> _Entries shown_:
Start of Block

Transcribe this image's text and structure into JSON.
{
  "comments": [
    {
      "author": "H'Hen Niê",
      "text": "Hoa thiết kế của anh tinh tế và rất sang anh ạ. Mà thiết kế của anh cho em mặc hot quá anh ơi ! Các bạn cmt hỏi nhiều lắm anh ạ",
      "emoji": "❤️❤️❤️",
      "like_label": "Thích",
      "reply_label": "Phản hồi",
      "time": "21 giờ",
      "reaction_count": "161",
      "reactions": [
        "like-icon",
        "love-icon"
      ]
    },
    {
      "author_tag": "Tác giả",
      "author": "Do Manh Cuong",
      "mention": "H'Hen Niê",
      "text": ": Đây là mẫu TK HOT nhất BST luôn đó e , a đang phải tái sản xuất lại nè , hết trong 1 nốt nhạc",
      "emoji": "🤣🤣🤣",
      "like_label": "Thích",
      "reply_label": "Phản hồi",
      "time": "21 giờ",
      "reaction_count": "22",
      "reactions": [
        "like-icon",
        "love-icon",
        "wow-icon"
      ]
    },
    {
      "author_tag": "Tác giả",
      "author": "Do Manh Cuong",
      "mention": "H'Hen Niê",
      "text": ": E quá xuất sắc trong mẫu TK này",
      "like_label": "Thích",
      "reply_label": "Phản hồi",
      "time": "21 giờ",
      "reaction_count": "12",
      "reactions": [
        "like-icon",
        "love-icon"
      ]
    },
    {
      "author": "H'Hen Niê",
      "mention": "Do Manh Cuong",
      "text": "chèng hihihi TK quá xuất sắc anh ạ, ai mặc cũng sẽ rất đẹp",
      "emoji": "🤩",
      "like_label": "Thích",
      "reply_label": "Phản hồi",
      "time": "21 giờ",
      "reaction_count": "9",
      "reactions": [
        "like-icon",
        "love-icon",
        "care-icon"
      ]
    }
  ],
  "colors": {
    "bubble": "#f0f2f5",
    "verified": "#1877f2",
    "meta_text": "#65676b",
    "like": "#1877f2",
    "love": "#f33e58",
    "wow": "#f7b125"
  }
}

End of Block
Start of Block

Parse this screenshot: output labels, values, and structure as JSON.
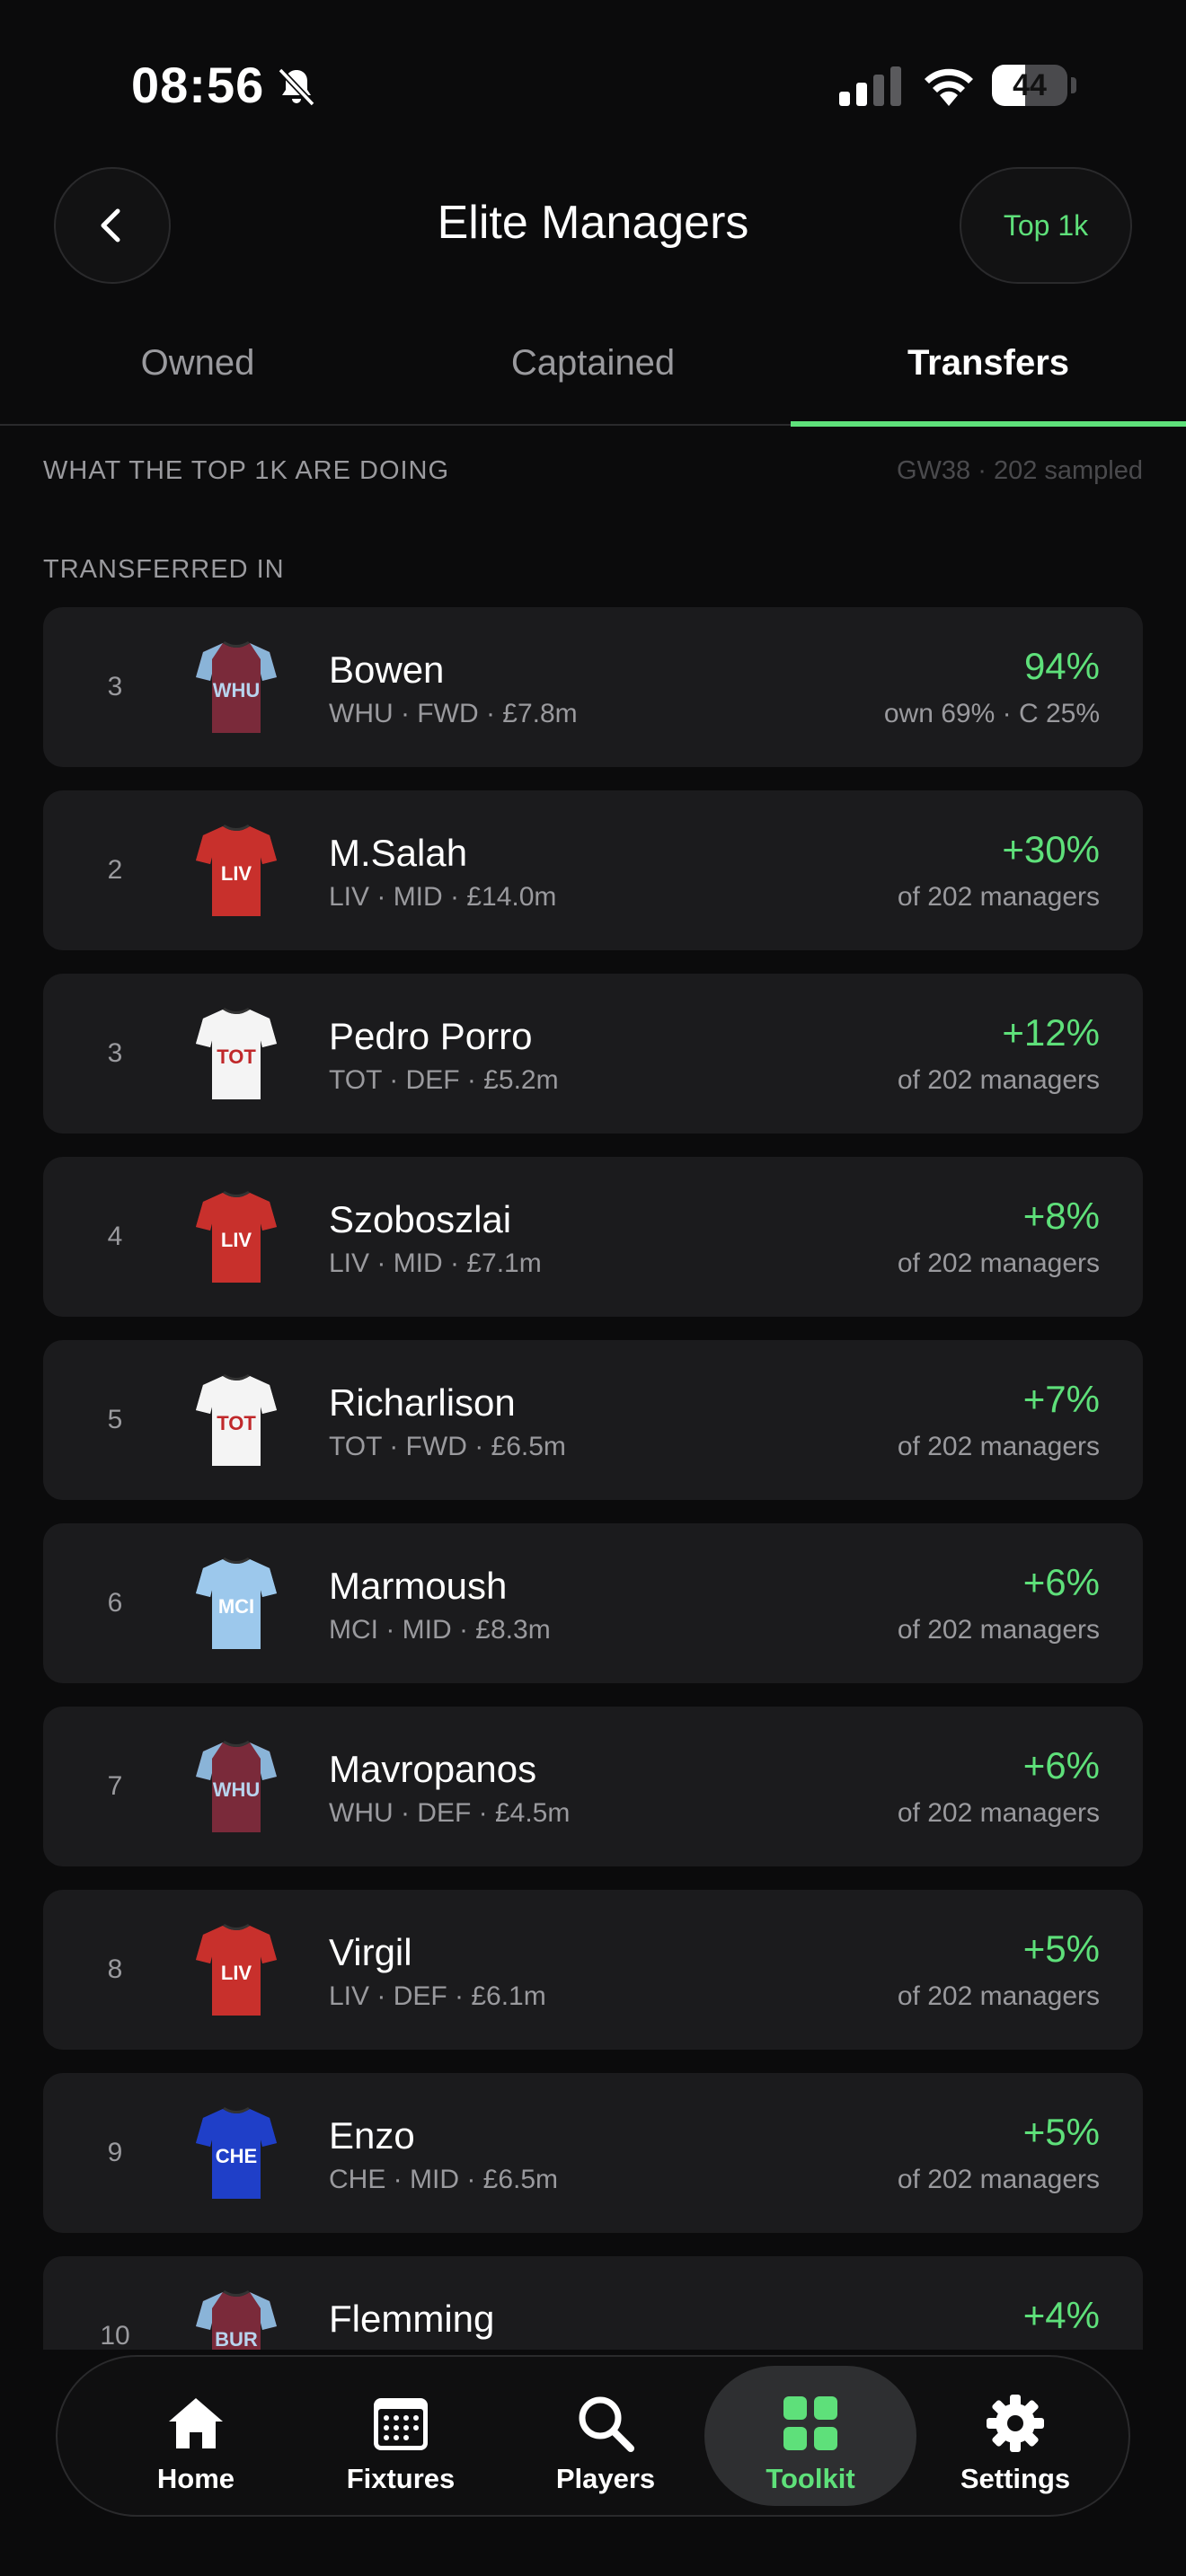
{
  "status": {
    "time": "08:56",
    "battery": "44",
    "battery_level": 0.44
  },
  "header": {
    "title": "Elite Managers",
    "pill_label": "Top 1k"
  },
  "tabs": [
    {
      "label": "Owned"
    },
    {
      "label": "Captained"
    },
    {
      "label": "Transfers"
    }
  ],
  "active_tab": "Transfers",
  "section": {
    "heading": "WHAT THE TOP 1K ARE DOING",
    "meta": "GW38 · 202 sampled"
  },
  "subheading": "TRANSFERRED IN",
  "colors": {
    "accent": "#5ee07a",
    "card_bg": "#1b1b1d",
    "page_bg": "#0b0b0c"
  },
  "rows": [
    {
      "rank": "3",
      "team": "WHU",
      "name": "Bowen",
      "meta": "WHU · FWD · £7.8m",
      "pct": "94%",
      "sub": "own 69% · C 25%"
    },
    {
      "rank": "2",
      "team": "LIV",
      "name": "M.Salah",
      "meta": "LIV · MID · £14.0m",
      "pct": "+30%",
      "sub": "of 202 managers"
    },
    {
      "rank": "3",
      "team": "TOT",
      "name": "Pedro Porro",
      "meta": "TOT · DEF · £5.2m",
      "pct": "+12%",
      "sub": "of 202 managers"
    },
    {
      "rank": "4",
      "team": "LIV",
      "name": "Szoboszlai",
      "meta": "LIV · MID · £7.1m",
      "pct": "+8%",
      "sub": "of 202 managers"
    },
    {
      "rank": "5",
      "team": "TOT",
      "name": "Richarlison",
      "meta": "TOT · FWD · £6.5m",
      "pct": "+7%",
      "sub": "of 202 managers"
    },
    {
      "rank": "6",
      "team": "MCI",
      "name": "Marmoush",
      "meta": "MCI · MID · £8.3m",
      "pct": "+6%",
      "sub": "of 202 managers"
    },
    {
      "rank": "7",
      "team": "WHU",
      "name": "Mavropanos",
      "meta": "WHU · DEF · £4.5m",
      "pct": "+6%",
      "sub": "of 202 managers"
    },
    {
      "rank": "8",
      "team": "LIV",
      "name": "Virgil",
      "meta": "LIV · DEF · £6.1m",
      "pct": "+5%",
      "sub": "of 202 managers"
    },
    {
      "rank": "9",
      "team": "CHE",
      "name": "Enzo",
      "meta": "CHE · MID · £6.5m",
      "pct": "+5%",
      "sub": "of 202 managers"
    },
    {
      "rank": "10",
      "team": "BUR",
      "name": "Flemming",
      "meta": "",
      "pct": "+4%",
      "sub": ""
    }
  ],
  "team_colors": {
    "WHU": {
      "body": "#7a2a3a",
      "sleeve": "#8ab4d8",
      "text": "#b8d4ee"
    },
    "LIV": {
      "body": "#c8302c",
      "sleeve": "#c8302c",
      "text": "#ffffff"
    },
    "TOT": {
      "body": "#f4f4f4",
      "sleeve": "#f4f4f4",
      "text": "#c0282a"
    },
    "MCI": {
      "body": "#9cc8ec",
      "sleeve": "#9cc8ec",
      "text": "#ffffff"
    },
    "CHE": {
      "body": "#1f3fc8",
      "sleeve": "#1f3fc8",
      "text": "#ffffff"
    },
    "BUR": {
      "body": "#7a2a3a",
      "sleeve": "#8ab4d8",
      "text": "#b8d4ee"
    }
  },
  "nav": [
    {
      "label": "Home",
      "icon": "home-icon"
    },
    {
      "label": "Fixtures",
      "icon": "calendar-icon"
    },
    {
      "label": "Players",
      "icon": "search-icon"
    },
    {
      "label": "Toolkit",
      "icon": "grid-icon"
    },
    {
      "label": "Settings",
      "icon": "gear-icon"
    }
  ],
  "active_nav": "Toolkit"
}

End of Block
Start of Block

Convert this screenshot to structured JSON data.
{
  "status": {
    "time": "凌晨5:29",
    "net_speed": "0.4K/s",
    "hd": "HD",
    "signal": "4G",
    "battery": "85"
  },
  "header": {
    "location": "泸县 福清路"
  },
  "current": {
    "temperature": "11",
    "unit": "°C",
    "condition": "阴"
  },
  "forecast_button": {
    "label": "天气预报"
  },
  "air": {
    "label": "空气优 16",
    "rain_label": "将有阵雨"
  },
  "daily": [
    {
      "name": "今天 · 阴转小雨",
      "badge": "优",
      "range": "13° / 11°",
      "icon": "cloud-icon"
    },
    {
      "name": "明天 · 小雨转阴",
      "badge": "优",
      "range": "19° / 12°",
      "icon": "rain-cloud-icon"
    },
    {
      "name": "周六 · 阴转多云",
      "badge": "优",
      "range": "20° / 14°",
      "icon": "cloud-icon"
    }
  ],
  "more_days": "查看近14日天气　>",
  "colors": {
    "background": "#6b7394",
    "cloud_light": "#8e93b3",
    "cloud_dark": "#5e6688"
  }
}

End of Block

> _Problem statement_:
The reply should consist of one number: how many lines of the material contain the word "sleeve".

> _Exercise output_:
6